» **TASK DIRECTIONS**
Take the data below and filter it for lines containing the word "为什么要少去人员密集的公共场所"; show each line found.

» **EXTRACTED DATA**
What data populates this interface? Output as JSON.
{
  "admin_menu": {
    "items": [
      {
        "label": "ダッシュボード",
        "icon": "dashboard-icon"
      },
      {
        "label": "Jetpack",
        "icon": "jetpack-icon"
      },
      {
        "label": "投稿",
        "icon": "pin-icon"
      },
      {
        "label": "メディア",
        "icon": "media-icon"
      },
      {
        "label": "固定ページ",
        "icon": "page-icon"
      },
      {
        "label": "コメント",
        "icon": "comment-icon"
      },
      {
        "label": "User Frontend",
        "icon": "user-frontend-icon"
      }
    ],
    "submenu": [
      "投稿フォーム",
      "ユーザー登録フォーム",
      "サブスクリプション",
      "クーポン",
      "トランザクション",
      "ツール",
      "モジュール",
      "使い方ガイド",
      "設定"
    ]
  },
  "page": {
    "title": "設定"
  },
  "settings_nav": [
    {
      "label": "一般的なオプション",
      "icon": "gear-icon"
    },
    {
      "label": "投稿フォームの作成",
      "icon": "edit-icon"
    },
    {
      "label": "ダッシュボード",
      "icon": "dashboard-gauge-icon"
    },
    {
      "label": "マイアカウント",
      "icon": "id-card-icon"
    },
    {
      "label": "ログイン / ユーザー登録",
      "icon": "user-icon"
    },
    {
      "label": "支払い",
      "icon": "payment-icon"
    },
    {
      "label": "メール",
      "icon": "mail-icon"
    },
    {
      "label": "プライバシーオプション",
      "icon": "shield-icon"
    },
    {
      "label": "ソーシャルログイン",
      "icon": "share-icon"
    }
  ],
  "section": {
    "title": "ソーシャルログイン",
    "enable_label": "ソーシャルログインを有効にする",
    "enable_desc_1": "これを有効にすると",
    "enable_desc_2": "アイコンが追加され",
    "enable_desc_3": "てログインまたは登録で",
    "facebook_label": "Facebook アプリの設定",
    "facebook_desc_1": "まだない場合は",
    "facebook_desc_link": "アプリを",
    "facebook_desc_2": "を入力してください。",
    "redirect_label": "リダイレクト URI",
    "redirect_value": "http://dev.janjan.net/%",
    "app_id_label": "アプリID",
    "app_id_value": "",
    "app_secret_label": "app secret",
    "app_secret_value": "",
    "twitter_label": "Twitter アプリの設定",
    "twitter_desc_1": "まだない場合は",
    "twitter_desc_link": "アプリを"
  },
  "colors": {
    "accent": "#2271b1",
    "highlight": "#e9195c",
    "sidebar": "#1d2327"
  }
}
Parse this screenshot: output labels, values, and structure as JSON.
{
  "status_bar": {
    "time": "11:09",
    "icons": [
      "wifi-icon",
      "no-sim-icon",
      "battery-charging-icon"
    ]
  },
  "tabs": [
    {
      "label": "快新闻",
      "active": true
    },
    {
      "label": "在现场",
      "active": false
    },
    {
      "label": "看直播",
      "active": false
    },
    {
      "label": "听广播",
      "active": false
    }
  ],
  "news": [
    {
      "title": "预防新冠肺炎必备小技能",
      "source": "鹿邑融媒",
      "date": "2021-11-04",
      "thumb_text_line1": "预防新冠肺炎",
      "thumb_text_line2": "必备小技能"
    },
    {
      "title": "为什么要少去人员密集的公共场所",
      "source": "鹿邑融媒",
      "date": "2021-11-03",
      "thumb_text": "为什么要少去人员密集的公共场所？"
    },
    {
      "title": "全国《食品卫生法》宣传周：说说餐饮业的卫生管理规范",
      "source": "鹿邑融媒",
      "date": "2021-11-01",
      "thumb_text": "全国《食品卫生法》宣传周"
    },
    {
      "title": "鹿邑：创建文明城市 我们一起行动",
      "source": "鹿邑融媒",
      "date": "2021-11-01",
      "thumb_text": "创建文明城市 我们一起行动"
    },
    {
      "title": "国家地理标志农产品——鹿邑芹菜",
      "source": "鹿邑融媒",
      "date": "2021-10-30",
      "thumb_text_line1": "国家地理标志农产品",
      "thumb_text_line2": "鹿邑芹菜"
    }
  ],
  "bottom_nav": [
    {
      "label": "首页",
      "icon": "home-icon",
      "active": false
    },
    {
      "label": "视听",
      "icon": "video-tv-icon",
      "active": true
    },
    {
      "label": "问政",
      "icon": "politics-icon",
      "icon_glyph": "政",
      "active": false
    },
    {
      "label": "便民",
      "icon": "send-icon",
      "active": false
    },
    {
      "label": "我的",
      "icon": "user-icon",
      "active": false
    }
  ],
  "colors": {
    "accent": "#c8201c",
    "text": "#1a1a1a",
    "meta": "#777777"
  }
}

» **COMPLETED TASK**
      "title": "为什么要少去人员密集的公共场所",
      "thumb_text": "为什么要少去人员密集的公共场所？"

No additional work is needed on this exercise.